Harvest

I’ve been meaning to post about Jim Crace‘s latest novel for a while, but as it’s looking increasingly likely that it will win the Man Booker Prize tonight, today seems like a good time.

harvestIt’s a brief story narrated by Walter Thirsk, a man who is part of (and yet not fully accepted by) a community powerless to stop the march of progress over their land and way of life. Strangely claustrophobic, despite most of the action occurring outside, the writing has an almost poetic quality that drives the narrative through some surprising swerves towards a conclusion that balances the inevitable and the unexpected.

Set in a village (known only as The Village by the inhabitants who have better things to do than invent names for places already identified by their purpose) in the Midlands during the time of enclosure, the novel could be read as allegorical, telling us that we reap (or harvest) what we sow. Crace has admitted that he makes up most of the historical (and scientific) detail in his novels, informing the audience on Sunday evening at the shortlist readings that telling lies is “fun” and that readers who want facts can go to non-fiction books. However, there’s nothing fanciful about his study of human nature under pressure; he explores how hospitality dries up during bad times and how easily the ‘last man in’ (even if that was over a decade ago) can find himself one of ‘them’ rather than ‘us’. The author describes it as a novel about scapegoating and one of the most interesting aspects is how the least powerful newcomers are punished while the truly threatening outsider stands above and apart. The idea of the ‘good man who does nothing’ is also touched on, though here the focus is on how little a good man can do.
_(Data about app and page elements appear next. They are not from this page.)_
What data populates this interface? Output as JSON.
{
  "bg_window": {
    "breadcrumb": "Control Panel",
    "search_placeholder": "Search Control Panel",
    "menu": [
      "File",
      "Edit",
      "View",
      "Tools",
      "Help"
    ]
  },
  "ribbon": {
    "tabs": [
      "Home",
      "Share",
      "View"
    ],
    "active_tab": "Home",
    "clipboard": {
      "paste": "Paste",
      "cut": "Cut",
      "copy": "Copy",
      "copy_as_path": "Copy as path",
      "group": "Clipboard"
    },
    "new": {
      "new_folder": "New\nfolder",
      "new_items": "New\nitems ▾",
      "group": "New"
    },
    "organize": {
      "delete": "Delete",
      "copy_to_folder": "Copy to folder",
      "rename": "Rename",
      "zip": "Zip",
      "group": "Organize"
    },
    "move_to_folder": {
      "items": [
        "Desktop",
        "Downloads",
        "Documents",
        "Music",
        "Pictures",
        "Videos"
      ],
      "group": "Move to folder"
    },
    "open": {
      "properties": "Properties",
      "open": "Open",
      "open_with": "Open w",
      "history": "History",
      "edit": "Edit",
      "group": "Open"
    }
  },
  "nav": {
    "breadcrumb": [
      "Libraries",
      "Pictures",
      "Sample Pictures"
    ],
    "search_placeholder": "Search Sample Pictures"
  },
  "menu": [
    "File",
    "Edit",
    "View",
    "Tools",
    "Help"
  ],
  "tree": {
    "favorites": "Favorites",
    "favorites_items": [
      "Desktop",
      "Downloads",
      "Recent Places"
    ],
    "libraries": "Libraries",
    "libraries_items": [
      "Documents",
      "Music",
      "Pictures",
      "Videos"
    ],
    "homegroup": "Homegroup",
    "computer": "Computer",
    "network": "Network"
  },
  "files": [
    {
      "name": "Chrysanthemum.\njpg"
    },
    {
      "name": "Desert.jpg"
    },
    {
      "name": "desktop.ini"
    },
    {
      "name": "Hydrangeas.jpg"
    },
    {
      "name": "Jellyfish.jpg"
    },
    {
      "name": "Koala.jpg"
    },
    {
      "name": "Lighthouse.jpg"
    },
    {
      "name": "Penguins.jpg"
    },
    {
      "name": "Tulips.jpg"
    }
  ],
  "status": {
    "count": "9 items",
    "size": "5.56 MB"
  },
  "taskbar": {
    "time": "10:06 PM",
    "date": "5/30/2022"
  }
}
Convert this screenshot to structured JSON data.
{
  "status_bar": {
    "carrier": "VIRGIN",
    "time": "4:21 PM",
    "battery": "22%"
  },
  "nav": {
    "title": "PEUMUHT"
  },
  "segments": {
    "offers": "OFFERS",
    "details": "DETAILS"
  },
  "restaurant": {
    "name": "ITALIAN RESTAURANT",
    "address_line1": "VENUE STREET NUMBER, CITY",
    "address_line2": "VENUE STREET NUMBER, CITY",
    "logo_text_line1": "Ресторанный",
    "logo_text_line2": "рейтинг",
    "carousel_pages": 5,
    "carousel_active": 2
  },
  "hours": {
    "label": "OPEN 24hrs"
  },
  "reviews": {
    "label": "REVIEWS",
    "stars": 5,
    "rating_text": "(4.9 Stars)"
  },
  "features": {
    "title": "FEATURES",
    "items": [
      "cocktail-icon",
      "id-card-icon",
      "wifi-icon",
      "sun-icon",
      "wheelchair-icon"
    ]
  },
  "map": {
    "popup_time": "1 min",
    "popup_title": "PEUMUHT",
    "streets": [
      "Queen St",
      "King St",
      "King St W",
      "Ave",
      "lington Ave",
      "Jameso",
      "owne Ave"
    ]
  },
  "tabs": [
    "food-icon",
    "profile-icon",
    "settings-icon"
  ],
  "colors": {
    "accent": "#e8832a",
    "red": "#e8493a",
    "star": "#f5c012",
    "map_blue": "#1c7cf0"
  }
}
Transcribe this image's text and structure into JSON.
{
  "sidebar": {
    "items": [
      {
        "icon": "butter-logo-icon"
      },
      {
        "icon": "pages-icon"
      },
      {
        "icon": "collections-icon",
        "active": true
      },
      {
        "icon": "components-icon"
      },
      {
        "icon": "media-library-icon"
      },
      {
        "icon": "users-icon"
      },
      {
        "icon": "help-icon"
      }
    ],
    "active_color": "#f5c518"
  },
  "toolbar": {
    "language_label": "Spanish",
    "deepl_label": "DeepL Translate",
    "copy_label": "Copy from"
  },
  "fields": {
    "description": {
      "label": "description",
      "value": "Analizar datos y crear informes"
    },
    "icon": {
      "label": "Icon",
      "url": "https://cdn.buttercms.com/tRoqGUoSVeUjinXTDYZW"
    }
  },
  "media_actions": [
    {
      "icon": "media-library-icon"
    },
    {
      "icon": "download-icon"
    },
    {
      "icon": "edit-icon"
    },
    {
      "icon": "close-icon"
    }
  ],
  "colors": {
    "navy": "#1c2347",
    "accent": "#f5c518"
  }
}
Harvest is the only book I’ve read from this year’s shortlist – I’ve just started Colm Tóibín’s The Testament of Mary – so I can’t say if it deserves to win, but I can say I’m pleased that Crace has now cast doubt on his previous announcement that it will be his last novel. He’s a storyteller, valuing narrative over structure or context and harking back to the oral tradition. That approach appeals to me and I’ll be looking out for the next tale…

Advertisements

What do you think?

Fill in your details below or click an icon to log in:

WordPress.com Logo

You are commenting using your WordPress.com account. Log Out / Change )

Twitter picture

You are commenting using your Twitter account. Log Out / Change )

Facebook photo

You are commenting using your Facebook account. Log Out / Change )

Google+ photo

You are commenting using your Google+ account. Log Out / Change )

Connecting to %s